Section 102(b) of the First Step Act states that the amendment to section 3624(b) does not take effect until after the Attorney General completes and releases the needs assessment system established under section 101(a) of the Act… The Attorney General is given up to 210 days to implement the risk and needs assessment system.
… the amendment to section 3624(b) is not yet in effect because the Attorney General has not yet completed and released the needs assessment system… The plain language of section 102(b)(2) of the Act is clear that the entirety of section 102(b), including the amendment to section 3624(b), is not effective until the Attorney General completes and releases the risk and needs assessment system under section 101(a) of the Act… pursuant to section 102(b)(2), the amendment to section 3624(b) set forth in section 102(b)(1)(A) is not yet in effect and so Petitioner is not yet entitled to relief.

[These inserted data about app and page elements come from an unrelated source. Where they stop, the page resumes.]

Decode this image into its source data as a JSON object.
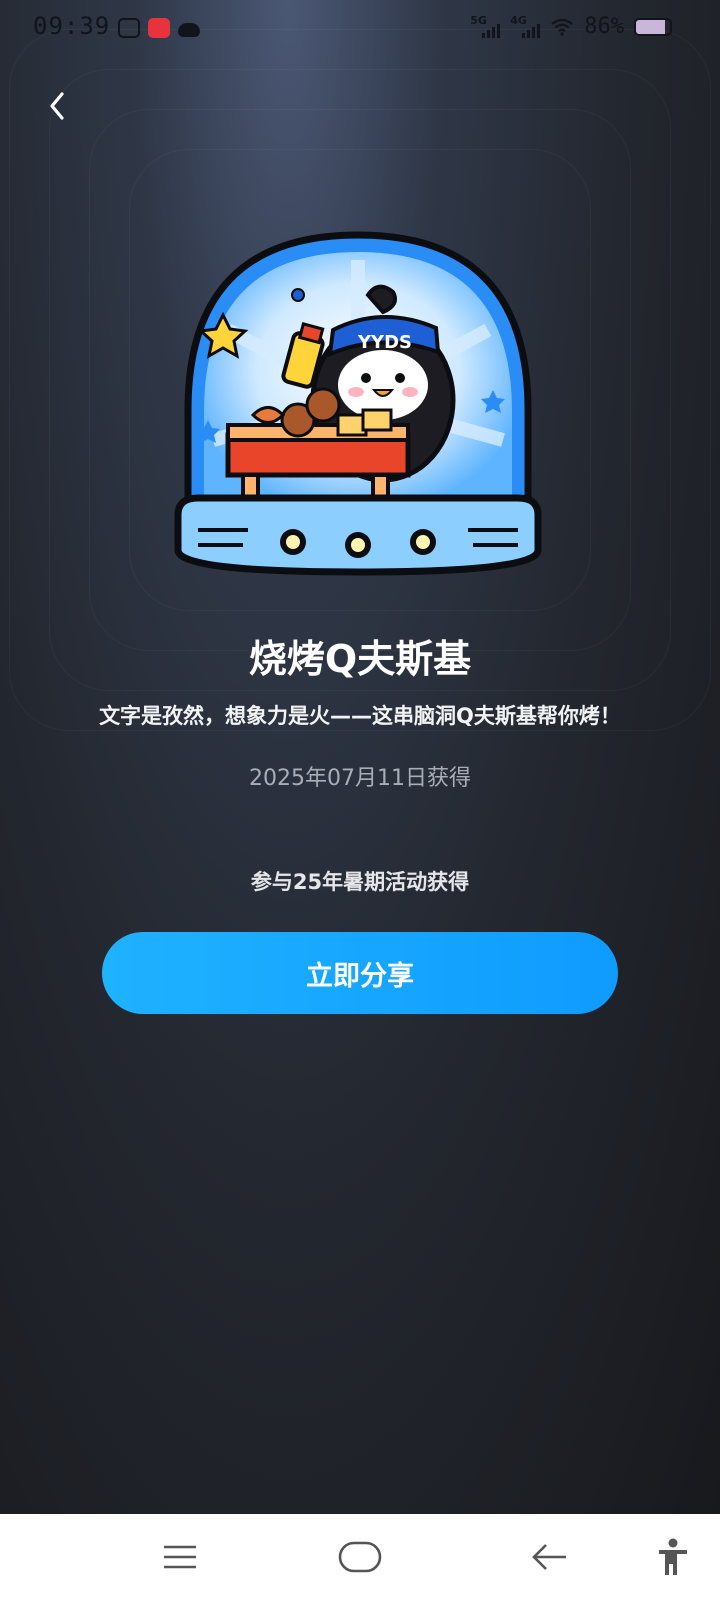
{
  "status_bar": {
    "time": "09:39",
    "network_1": "5G",
    "network_2": "4G",
    "battery": "86%"
  },
  "badge": {
    "title": "烧烤Q夫斯基",
    "description": "文字是孜然，想象力是火——这串脑洞Q夫斯基帮你烤！",
    "obtained_date": "2025年07月11日获得",
    "source": "参与25年暑期活动获得",
    "image_label": "YYDS"
  },
  "actions": {
    "share_label": "立即分享"
  },
  "icons": {
    "back": "chevron-left-icon",
    "menu": "menu-icon",
    "home": "home-icon",
    "nav_back": "arrow-left-icon",
    "accessibility": "accessibility-icon"
  },
  "colors": {
    "share_button": "#1fb2ff",
    "background": "#1b1d22",
    "accent": "#0f9bff"
  }
}
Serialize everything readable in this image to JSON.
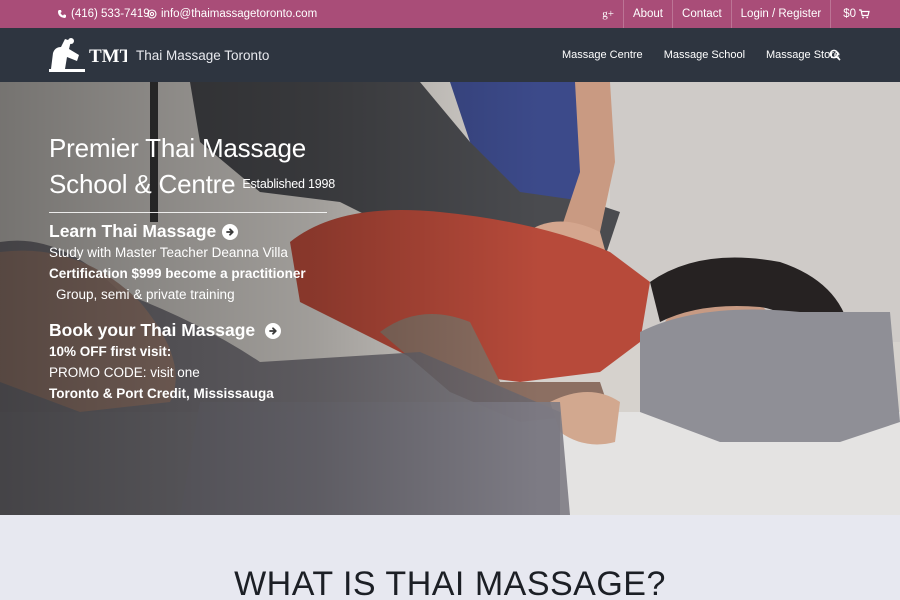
{
  "topbar": {
    "phone": "(416) 533-7419",
    "email": "info@thaimassagetoronto.com",
    "gplus": "g+",
    "links": [
      "About",
      "Contact",
      "Login / Register"
    ],
    "cart": "$0"
  },
  "nav": {
    "logo_text": "TMT",
    "brand": "Thai Massage Toronto",
    "menu": [
      "Massage Centre",
      "Massage School",
      "Massage Store"
    ]
  },
  "hero": {
    "title_line1": "Premier Thai Massage",
    "title_line2": "School & Centre",
    "established": "Established 1998",
    "learn": {
      "heading": "Learn Thai Massage",
      "line1": "Study with Master Teacher Deanna Villa",
      "line2": "Certification $999  become a practitioner",
      "line3": "Group, semi & private training"
    },
    "book": {
      "heading": "Book your Thai Massage",
      "line1": "10% OFF first visit:",
      "line2": "PROMO CODE: visit one",
      "line3": "Toronto & Port Credit, Mississauga"
    }
  },
  "section": {
    "title": "WHAT IS THAI MASSAGE?"
  },
  "colors": {
    "topbar": "#a94d78",
    "nav": "#2e3540",
    "section_bg": "#e7e8f0"
  }
}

On February 7, 2019, Mr. Shah submitted a Notice of Appeal. As a result, at this time, it is unclear when this credit-earning provision will take effect.
While the Act is not as expansive as its predecessor, the Sentencing Reform and Corrections Act of 2015, the FIRST STEP Act nonetheless represents a significant federal shift in attitudes regarding non-violent drug offenses, as well as the utility of lengthy mandatory sentences. The creation and expansion of programs designed to reduce recidivism, along with the broadened reach of the safety valve provision, are exciting and necessary changes, and hopefully, these changes will continue to reverberate at both the federal and state levels.
This article was written by Ashley Riser and Julia Jayne of Jayne Law Group, P.C.